“Obviously, you don’t know much about adventure.” – Cervantes, Don Quixote

 

I had a really good job at a fabulous e-commerce company. Everyday was an exercise in managing runaway growth and creating process. I had a wonderful boss (really, a total peach of a guy – Hi Mike!), got a good paycheck, had great benefits, wonderful co-workers, free snacks, and a great downtown office. Life was good.

 

Then, one day, my wife asked me a simple question, “Hey, how was your day?”And before I knew it, it all tumbled out of my mouth. I was far enough from the C-level where I felt vaguely emasculated. I commuted on a train, I walked into a sterile high-rise office building, As soon as I hit the elevator button, I stopped thinking about my job. In short, I had become somebody that I never expected to be – I was an employee. But I have 5 kids, two mortgages, car payments, horseback riding lessons, college to pay for and more! I couldn’t give up the employee life. I am a responsible adult. I was doing what adults do. They trade their time for money to support those that they love. That is the smart thing to do.

 

It was that day, that I gave myself 7 Reasons To Not Start a Company.

 

  1. Money: Forget about WhatsApp being acquired for $19B, or Oculus Rift going from Kickstarter to $2B acquisition, startups aren’t about money. In fact, according to the Washington Post, about 50% of businesses have closed their doors after 5 years, and over 70% after 10. My father worked for the local power utility for 42 years. Betting your financial health on something that has a 70% chance of ceasing to exist in a decade is a sucker’s bet.
  2. OPM: During the first dot com boom, the goal was to always play with OPM (Other People’s Money). And that is easy, right? Throw together a pitch deck, pop up at a few angel groups, and pretty soon you’ve got a 7-figure bankroll to play with. Easy peasy, no? I was at an IEEE event this week, and I learned that Harvard accepted 5.8% of of its applicants in 2013. Two investor groups (an angel investment group and an early stage VC) shared their 2013 acceptance rates:

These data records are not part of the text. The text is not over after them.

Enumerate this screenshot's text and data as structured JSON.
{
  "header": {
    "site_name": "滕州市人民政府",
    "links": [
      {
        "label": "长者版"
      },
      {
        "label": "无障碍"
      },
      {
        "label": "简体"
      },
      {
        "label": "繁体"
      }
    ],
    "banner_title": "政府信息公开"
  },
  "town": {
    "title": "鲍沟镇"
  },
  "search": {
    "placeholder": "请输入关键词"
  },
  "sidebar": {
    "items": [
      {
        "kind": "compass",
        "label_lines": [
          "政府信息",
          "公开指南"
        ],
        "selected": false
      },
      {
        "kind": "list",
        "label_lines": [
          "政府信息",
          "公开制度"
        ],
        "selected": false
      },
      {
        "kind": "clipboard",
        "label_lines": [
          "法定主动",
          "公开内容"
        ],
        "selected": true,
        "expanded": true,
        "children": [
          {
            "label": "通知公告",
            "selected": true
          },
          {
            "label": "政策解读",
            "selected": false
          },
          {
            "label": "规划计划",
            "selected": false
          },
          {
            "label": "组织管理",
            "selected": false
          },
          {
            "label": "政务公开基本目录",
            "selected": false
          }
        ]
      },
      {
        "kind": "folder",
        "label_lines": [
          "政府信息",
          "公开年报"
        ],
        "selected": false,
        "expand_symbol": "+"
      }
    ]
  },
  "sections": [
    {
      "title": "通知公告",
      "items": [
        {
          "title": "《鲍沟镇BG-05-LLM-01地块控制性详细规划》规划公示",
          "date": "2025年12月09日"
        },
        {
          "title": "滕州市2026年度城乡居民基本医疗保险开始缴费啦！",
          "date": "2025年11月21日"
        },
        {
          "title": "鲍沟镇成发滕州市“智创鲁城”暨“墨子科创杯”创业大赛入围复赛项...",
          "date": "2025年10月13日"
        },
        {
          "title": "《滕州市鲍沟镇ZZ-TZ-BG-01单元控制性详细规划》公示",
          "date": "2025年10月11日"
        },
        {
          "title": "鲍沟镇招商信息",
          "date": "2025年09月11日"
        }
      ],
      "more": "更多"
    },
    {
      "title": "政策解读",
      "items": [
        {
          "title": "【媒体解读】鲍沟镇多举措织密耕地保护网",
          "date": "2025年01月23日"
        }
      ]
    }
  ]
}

   Firm 1: Saw 238 company pitches. Funded 3. (1.26% chance of success.)

   Firm 2: Saw 1300 company pitches. Funded 30. (2.3% chance of success.)

  1. I Want To Work For Myself: That is the dream, isn’t it? To work for oneself, to be the captain of one’s own ship? It is very American, very “Manifest Destiny”, very Emerson’s “Self-Reliance”. But when you run a company, you work for your customers, you work for your employees, you work for your investors, you work for your family. You work for everyone except you. You may be the captain of your own ship, but you are subject to the wind and waves of everyone who is not you.
  2. Life/Work Balance: I have said for years that 2 weeks of vacation isn’t enough. Millions of people in America break their backs for those 14 days of freedom. When you work for yourself, when it is your company, you can spend August at the beach, and take off from Christmas to MLK Day, right? After all it is your company. Guess what happens when you take off for a month? The whole thing grinds to a halt. Decisions don’t get made, business isn’t landed, and your dream floats out with the August tides.
  3. I Really Want To Focus On What I Love: That is admirable. But being an entrepreneur isn’t an exercise in focus, it is in an exercise is keeping everything moving in the right direction until it all magically works. When you run your own business, you end up focusing on things like payroll and tax nexus, HR policies and cap tables, local labor laws and the machinations of regulatory bodies, none of which drive the thing you love. Starting a company often means that you work for the business, not in the business.
  4. I Don’t Want To Deal With: Maybe it is office politics, or selling, or corporate bureaucracy, or whatever. When I start my business, we aren’t going to have THAT. Well, guess what, you are going to have it, or something like it. Those kinds of things that you rail against, you will invent different versions of them. You might not see them immediately, but the folks that work with you will. Organizations are full of compromise and conflict, and, inevitably, your company will have that too.
  5. Finally, I Will Be Able To: Work at home, see my kids, choose my own hours, and so on. Yeah you can do all that but the tradeoffs in stress and sleepless nights isn’t worthwhile. Starting a company isn’t fun, it is work. Really hard, stressful work that obeys no timetable.

 

So that was it. Those 7 rules saved me. They helped clarify my thinking. Those 7 rules lead me down the right path – towards the next rule.

 

RULE 7.5: Screw it. Starting a business is awesome

4 responses


Do you want to comment?

Comments RSS and TrackBack Identifier URI ?

So happy I read to the end! I was sitting here shaking my head and thinking about how I could contradict everything you said, while also feeling empowered and un-lazy because I HAVE started a successful business. Thank you for Rule 7.5!

April 9, 2014 11:08 pm


Hahaha, what a great article! Taking risks against the odds is exciting, and if you make it – all the better!

July 24, 2014 5:58 pm

A smile on my face after reading to the end.. For once was trying to justify my contradictions.. Glad I read thru!

December 13, 2015 5:29 am

Comment now!